* [Stored data]

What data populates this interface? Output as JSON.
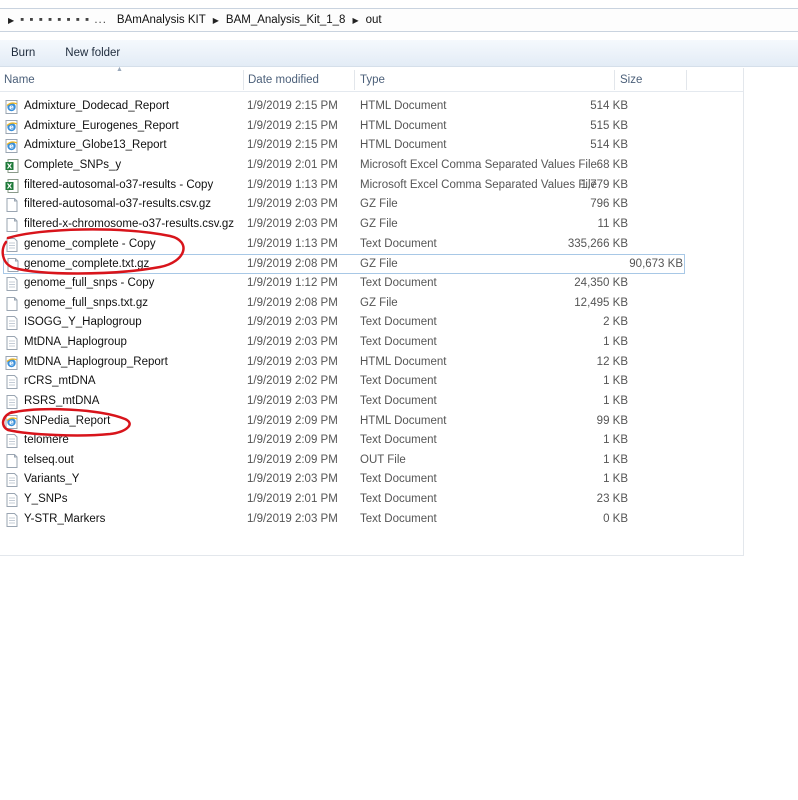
{
  "breadcrumb": {
    "redacted": "▪ ▪ ▪ ▪ ▪ ▪ ▪ ▪  ...",
    "items": [
      "BAmAnalysis KIT",
      "BAM_Analysis_Kit_1_8",
      "out"
    ]
  },
  "toolbar": {
    "burn_label": "Burn",
    "new_folder_label": "New folder"
  },
  "columns": {
    "name": "Name",
    "date": "Date modified",
    "type": "Type",
    "size": "Size"
  },
  "files": [
    {
      "name": "Admixture_Dodecad_Report",
      "date": "1/9/2019 2:15 PM",
      "type": "HTML Document",
      "size": "514 KB",
      "icon": "html"
    },
    {
      "name": "Admixture_Eurogenes_Report",
      "date": "1/9/2019 2:15 PM",
      "type": "HTML Document",
      "size": "515 KB",
      "icon": "html"
    },
    {
      "name": "Admixture_Globe13_Report",
      "date": "1/9/2019 2:15 PM",
      "type": "HTML Document",
      "size": "514 KB",
      "icon": "html"
    },
    {
      "name": "Complete_SNPs_y",
      "date": "1/9/2019 2:01 PM",
      "type": "Microsoft Excel Comma Separated Values File",
      "size": "68 KB",
      "icon": "excel"
    },
    {
      "name": "filtered-autosomal-o37-results - Copy",
      "date": "1/9/2019 1:13 PM",
      "type": "Microsoft Excel Comma Separated Values File",
      "size": "1,779 KB",
      "icon": "excel"
    },
    {
      "name": "filtered-autosomal-o37-results.csv.gz",
      "date": "1/9/2019 2:03 PM",
      "type": "GZ File",
      "size": "796 KB",
      "icon": "file"
    },
    {
      "name": "filtered-x-chromosome-o37-results.csv.gz",
      "date": "1/9/2019 2:03 PM",
      "type": "GZ File",
      "size": "11 KB",
      "icon": "file"
    },
    {
      "name": "genome_complete - Copy",
      "date": "1/9/2019 1:13 PM",
      "type": "Text Document",
      "size": "335,266 KB",
      "icon": "text"
    },
    {
      "name": "genome_complete.txt.gz",
      "date": "1/9/2019 2:08 PM",
      "type": "GZ File",
      "size": "90,673 KB",
      "icon": "file",
      "selected": true
    },
    {
      "name": "genome_full_snps - Copy",
      "date": "1/9/2019 1:12 PM",
      "type": "Text Document",
      "size": "24,350 KB",
      "icon": "text"
    },
    {
      "name": "genome_full_snps.txt.gz",
      "date": "1/9/2019 2:08 PM",
      "type": "GZ File",
      "size": "12,495 KB",
      "icon": "file"
    },
    {
      "name": "ISOGG_Y_Haplogroup",
      "date": "1/9/2019 2:03 PM",
      "type": "Text Document",
      "size": "2 KB",
      "icon": "text"
    },
    {
      "name": "MtDNA_Haplogroup",
      "date": "1/9/2019 2:03 PM",
      "type": "Text Document",
      "size": "1 KB",
      "icon": "text"
    },
    {
      "name": "MtDNA_Haplogroup_Report",
      "date": "1/9/2019 2:03 PM",
      "type": "HTML Document",
      "size": "12 KB",
      "icon": "html"
    },
    {
      "name": "rCRS_mtDNA",
      "date": "1/9/2019 2:02 PM",
      "type": "Text Document",
      "size": "1 KB",
      "icon": "text"
    },
    {
      "name": "RSRS_mtDNA",
      "date": "1/9/2019 2:03 PM",
      "type": "Text Document",
      "size": "1 KB",
      "icon": "text"
    },
    {
      "name": "SNPedia_Report",
      "date": "1/9/2019 2:09 PM",
      "type": "HTML Document",
      "size": "99 KB",
      "icon": "html"
    },
    {
      "name": "telomere",
      "date": "1/9/2019 2:09 PM",
      "type": "Text Document",
      "size": "1 KB",
      "icon": "text"
    },
    {
      "name": "telseq.out",
      "date": "1/9/2019 2:09 PM",
      "type": "OUT File",
      "size": "1 KB",
      "icon": "file"
    },
    {
      "name": "Variants_Y",
      "date": "1/9/2019 2:03 PM",
      "type": "Text Document",
      "size": "1 KB",
      "icon": "text"
    },
    {
      "name": "Y_SNPs",
      "date": "1/9/2019 2:01 PM",
      "type": "Text Document",
      "size": "23 KB",
      "icon": "text"
    },
    {
      "name": "Y-STR_Markers",
      "date": "1/9/2019 2:03 PM",
      "type": "Text Document",
      "size": "0 KB",
      "icon": "text"
    }
  ],
  "colors": {
    "annotation": "#d8141b",
    "selection_border": "#a8c8e6",
    "header_text": "#4c607a"
  },
  "icons": {
    "html": "ie-html-icon",
    "excel": "excel-csv-icon",
    "text": "text-document-icon",
    "file": "generic-file-icon"
  }
}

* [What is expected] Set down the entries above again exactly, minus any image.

* [Written response]
What data populates this interface? Output as JSON.
{
  "breadcrumb": {
    "redacted": "▪ ▪ ▪ ▪ ▪ ▪ ▪ ▪  ...",
    "items": [
      "BAmAnalysis KIT",
      "BAM_Analysis_Kit_1_8",
      "out"
    ]
  },
  "toolbar": {
    "burn_label": "Burn",
    "new_folder_label": "New folder"
  },
  "columns": {
    "name": "Name",
    "date": "Date modified",
    "type": "Type",
    "size": "Size"
  },
  "files": [
    {
      "name": "Admixture_Dodecad_Report",
      "date": "1/9/2019 2:15 PM",
      "type": "HTML Document",
      "size": "514 KB",
      "icon": "html"
    },
    {
      "name": "Admixture_Eurogenes_Report",
      "date": "1/9/2019 2:15 PM",
      "type": "HTML Document",
      "size": "515 KB",
      "icon": "html"
    },
    {
      "name": "Admixture_Globe13_Report",
      "date": "1/9/2019 2:15 PM",
      "type": "HTML Document",
      "size": "514 KB",
      "icon": "html"
    },
    {
      "name": "Complete_SNPs_y",
      "date": "1/9/2019 2:01 PM",
      "type": "Microsoft Excel Comma Separated Values File",
      "size": "68 KB",
      "icon": "excel"
    },
    {
      "name": "filtered-autosomal-o37-results - Copy",
      "date": "1/9/2019 1:13 PM",
      "type": "Microsoft Excel Comma Separated Values File",
      "size": "1,779 KB",
      "icon": "excel"
    },
    {
      "name": "filtered-autosomal-o37-results.csv.gz",
      "date": "1/9/2019 2:03 PM",
      "type": "GZ File",
      "size": "796 KB",
      "icon": "file"
    },
    {
      "name": "filtered-x-chromosome-o37-results.csv.gz",
      "date": "1/9/2019 2:03 PM",
      "type": "GZ File",
      "size": "11 KB",
      "icon": "file"
    },
    {
      "name": "genome_complete - Copy",
      "date": "1/9/2019 1:13 PM",
      "type": "Text Document",
      "size": "335,266 KB",
      "icon": "text"
    },
    {
      "name": "genome_complete.txt.gz",
      "date": "1/9/2019 2:08 PM",
      "type": "GZ File",
      "size": "90,673 KB",
      "icon": "file",
      "selected": true
    },
    {
      "name": "genome_full_snps - Copy",
      "date": "1/9/2019 1:12 PM",
      "type": "Text Document",
      "size": "24,350 KB",
      "icon": "text"
    },
    {
      "name": "genome_full_snps.txt.gz",
      "date": "1/9/2019 2:08 PM",
      "type": "GZ File",
      "size": "12,495 KB",
      "icon": "file"
    },
    {
      "name": "ISOGG_Y_Haplogroup",
      "date": "1/9/2019 2:03 PM",
      "type": "Text Document",
      "size": "2 KB",
      "icon": "text"
    },
    {
      "name": "MtDNA_Haplogroup",
      "date": "1/9/2019 2:03 PM",
      "type": "Text Document",
      "size": "1 KB",
      "icon": "text"
    },
    {
      "name": "MtDNA_Haplogroup_Report",
      "date": "1/9/2019 2:03 PM",
      "type": "HTML Document",
      "size": "12 KB",
      "icon": "html"
    },
    {
      "name": "rCRS_mtDNA",
      "date": "1/9/2019 2:02 PM",
      "type": "Text Document",
      "size": "1 KB",
      "icon": "text"
    },
    {
      "name": "RSRS_mtDNA",
      "date": "1/9/2019 2:03 PM",
      "type": "Text Document",
      "size": "1 KB",
      "icon": "text"
    },
    {
      "name": "SNPedia_Report",
      "date": "1/9/2019 2:09 PM",
      "type": "HTML Document",
      "size": "99 KB",
      "icon": "html"
    },
    {
      "name": "telomere",
      "date": "1/9/2019 2:09 PM",
      "type": "Text Document",
      "size": "1 KB",
      "icon": "text"
    },
    {
      "name": "telseq.out",
      "date": "1/9/2019 2:09 PM",
      "type": "OUT File",
      "size": "1 KB",
      "icon": "file"
    },
    {
      "name": "Variants_Y",
      "date": "1/9/2019 2:03 PM",
      "type": "Text Document",
      "size": "1 KB",
      "icon": "text"
    },
    {
      "name": "Y_SNPs",
      "date": "1/9/2019 2:01 PM",
      "type": "Text Document",
      "size": "23 KB",
      "icon": "text"
    },
    {
      "name": "Y-STR_Markers",
      "date": "1/9/2019 2:03 PM",
      "type": "Text Document",
      "size": "0 KB",
      "icon": "text"
    }
  ],
  "colors": {
    "annotation": "#d8141b",
    "selection_border": "#a8c8e6",
    "header_text": "#4c607a"
  },
  "icons": {
    "html": "ie-html-icon",
    "excel": "excel-csv-icon",
    "text": "text-document-icon",
    "file": "generic-file-icon"
  }
}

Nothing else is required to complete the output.